[[ Entries provided open ]]

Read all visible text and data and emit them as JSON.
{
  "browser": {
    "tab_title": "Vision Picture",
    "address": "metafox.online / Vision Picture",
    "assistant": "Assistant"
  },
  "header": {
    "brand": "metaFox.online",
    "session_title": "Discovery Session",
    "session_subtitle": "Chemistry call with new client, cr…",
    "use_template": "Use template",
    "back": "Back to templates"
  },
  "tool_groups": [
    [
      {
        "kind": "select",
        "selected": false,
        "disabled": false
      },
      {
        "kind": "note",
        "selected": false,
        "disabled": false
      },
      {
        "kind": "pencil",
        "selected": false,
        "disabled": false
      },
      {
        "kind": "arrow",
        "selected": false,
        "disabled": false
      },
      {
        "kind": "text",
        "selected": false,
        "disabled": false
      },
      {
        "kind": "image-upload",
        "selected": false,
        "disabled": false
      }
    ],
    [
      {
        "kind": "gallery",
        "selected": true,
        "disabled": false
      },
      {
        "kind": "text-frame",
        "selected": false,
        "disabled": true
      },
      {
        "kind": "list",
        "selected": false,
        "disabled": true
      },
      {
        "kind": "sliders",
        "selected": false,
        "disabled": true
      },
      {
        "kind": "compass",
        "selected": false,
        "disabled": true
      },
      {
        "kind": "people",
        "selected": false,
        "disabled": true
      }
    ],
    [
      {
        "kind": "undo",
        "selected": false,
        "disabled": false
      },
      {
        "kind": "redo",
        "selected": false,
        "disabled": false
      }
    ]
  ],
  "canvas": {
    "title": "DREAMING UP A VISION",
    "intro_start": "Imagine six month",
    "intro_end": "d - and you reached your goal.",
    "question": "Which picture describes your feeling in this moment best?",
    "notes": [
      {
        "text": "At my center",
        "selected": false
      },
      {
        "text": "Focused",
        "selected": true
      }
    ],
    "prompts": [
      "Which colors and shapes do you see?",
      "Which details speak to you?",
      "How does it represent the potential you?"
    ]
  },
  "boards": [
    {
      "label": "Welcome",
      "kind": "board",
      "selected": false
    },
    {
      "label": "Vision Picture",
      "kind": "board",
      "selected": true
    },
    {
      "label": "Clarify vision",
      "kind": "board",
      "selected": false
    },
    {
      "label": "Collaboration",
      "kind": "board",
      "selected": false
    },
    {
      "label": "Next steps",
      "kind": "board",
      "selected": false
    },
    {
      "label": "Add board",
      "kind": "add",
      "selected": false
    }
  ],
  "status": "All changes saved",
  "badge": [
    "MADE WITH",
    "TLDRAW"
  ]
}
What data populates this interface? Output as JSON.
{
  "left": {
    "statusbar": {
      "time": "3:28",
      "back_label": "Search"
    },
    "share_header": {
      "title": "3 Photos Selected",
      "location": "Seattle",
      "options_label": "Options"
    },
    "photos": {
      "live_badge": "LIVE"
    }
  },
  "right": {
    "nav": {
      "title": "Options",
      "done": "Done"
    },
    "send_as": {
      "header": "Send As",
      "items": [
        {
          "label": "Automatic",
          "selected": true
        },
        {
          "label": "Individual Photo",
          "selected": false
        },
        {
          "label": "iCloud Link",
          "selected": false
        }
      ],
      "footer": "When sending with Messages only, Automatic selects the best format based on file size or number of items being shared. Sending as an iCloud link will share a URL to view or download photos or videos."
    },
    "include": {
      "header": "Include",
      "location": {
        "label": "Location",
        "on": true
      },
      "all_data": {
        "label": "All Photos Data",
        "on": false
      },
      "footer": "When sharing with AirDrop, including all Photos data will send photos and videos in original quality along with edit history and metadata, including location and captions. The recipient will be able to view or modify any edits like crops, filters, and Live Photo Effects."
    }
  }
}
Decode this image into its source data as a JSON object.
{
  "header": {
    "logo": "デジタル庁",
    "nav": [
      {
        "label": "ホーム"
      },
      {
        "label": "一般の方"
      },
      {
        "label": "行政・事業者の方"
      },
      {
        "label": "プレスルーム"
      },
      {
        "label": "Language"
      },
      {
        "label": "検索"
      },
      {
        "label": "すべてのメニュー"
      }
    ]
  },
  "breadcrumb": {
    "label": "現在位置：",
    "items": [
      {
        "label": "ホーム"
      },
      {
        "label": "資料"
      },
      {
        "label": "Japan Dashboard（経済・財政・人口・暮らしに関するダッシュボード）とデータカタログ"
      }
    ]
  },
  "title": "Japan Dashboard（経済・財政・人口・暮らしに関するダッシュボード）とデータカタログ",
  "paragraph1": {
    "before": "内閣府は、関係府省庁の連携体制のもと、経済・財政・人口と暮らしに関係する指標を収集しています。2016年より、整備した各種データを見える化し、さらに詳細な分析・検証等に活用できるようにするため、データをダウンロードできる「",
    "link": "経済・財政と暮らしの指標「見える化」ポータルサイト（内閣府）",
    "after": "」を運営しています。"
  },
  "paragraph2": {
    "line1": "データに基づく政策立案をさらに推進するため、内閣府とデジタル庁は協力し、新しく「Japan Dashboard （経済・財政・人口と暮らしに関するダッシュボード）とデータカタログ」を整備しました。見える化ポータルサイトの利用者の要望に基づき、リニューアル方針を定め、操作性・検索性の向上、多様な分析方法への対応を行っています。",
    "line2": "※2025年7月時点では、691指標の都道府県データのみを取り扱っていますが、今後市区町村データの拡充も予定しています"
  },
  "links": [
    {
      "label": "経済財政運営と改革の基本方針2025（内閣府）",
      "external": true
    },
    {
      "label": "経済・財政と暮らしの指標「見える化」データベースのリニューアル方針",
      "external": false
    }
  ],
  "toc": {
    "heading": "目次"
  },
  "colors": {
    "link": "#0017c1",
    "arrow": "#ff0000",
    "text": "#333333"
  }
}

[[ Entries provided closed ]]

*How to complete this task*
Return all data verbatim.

*Written response*
Read all visible text and data and emit them as JSON.
{
  "browser": {
    "tab_title": "Vision Picture",
    "address": "metafox.online / Vision Picture",
    "assistant": "Assistant"
  },
  "header": {
    "brand": "metaFox.online",
    "session_title": "Discovery Session",
    "session_subtitle": "Chemistry call with new client, cr…",
    "use_template": "Use template",
    "back": "Back to templates"
  },
  "tool_groups": [
    [
      {
        "kind": "select",
        "selected": false,
        "disabled": false
      },
      {
        "kind": "note",
        "selected": false,
        "disabled": false
      },
      {
        "kind": "pencil",
        "selected": false,
        "disabled": false
      },
      {
        "kind": "arrow",
        "selected": false,
        "disabled": false
      },
      {
        "kind": "text",
        "selected": false,
        "disabled": false
      },
      {
        "kind": "image-upload",
        "selected": false,
        "disabled": false
      }
    ],
    [
      {
        "kind": "gallery",
        "selected": true,
        "disabled": false
      },
      {
        "kind": "text-frame",
        "selected": false,
        "disabled": true
      },
      {
        "kind": "list",
        "selected": false,
        "disabled": true
      },
      {
        "kind": "sliders",
        "selected": false,
        "disabled": true
      },
      {
        "kind": "compass",
        "selected": false,
        "disabled": true
      },
      {
        "kind": "people",
        "selected": false,
        "disabled": true
      }
    ],
    [
      {
        "kind": "undo",
        "selected": false,
        "disabled": false
      },
      {
        "kind": "redo",
        "selected": false,
        "disabled": false
      }
    ]
  ],
  "canvas": {
    "title": "DREAMING UP A VISION",
    "intro_start": "Imagine six month",
    "intro_end": "d - and you reached your goal.",
    "question": "Which picture describes your feeling in this moment best?",
    "notes": [
      {
        "text": "At my center",
        "selected": false
      },
      {
        "text": "Focused",
        "selected": true
      }
    ],
    "prompts": [
      "Which colors and shapes do you see?",
      "Which details speak to you?",
      "How does it represent the potential you?"
    ]
  },
  "boards": [
    {
      "label": "Welcome",
      "kind": "board",
      "selected": false
    },
    {
      "label": "Vision Picture",
      "kind": "board",
      "selected": true
    },
    {
      "label": "Clarify vision",
      "kind": "board",
      "selected": false
    },
    {
      "label": "Collaboration",
      "kind": "board",
      "selected": false
    },
    {
      "label": "Next steps",
      "kind": "board",
      "selected": false
    },
    {
      "label": "Add board",
      "kind": "add",
      "selected": false
    }
  ],
  "status": "All changes saved",
  "badge": [
    "MADE WITH",
    "TLDRAW"
  ]
}
What data populates this interface? Output as JSON.
{
  "left": {
    "statusbar": {
      "time": "3:28",
      "back_label": "Search"
    },
    "share_header": {
      "title": "3 Photos Selected",
      "location": "Seattle",
      "options_label": "Options"
    },
    "photos": {
      "live_badge": "LIVE"
    }
  },
  "right": {
    "nav": {
      "title": "Options",
      "done": "Done"
    },
    "send_as": {
      "header": "Send As",
      "items": [
        {
          "label": "Automatic",
          "selected": true
        },
        {
          "label": "Individual Photo",
          "selected": false
        },
        {
          "label": "iCloud Link",
          "selected": false
        }
      ],
      "footer": "When sending with Messages only, Automatic selects the best format based on file size or number of items being shared. Sending as an iCloud link will share a URL to view or download photos or videos."
    },
    "include": {
      "header": "Include",
      "location": {
        "label": "Location",
        "on": true
      },
      "all_data": {
        "label": "All Photos Data",
        "on": false
      },
      "footer": "When sharing with AirDrop, including all Photos data will send photos and videos in original quality along with edit history and metadata, including location and captions. The recipient will be able to view or modify any edits like crops, filters, and Live Photo Effects."
    }
  }
}
Decode this image into its source data as a JSON object.
{
  "header": {
    "logo": "デジタル庁",
    "nav": [
      {
        "label": "ホーム"
      },
      {
        "label": "一般の方"
      },
      {
        "label": "行政・事業者の方"
      },
      {
        "label": "プレスルーム"
      },
      {
        "label": "Language"
      },
      {
        "label": "検索"
      },
      {
        "label": "すべてのメニュー"
      }
    ]
  },
  "breadcrumb": {
    "label": "現在位置：",
    "items": [
      {
        "label": "ホーム"
      },
      {
        "label": "資料"
      },
      {
        "label": "Japan Dashboard（経済・財政・人口・暮らしに関するダッシュボード）とデータカタログ"
      }
    ]
  },
  "title": "Japan Dashboard（経済・財政・人口・暮らしに関するダッシュボード）とデータカタログ",
  "paragraph1": {
    "before": "内閣府は、関係府省庁の連携体制のもと、経済・財政・人口と暮らしに関係する指標を収集しています。2016年より、整備した各種データを見える化し、さらに詳細な分析・検証等に活用できるようにするため、データをダウンロードできる「",
    "link": "経済・財政と暮らしの指標「見える化」ポータルサイト（内閣府）",
    "after": "」を運営しています。"
  },
  "paragraph2": {
    "line1": "データに基づく政策立案をさらに推進するため、内閣府とデジタル庁は協力し、新しく「Japan Dashboard （経済・財政・人口と暮らしに関するダッシュボード）とデータカタログ」を整備しました。見える化ポータルサイトの利用者の要望に基づき、リニューアル方針を定め、操作性・検索性の向上、多様な分析方法への対応を行っています。",
    "line2": "※2025年7月時点では、691指標の都道府県データのみを取り扱っていますが、今後市区町村データの拡充も予定しています"
  },
  "links": [
    {
      "label": "経済財政運営と改革の基本方針2025（内閣府）",
      "external": true
    },
    {
      "label": "経済・財政と暮らしの指標「見える化」データベースのリニューアル方針",
      "external": false
    }
  ],
  "toc": {
    "heading": "目次"
  },
  "colors": {
    "link": "#0017c1",
    "arrow": "#ff0000",
    "text": "#333333"
  }
}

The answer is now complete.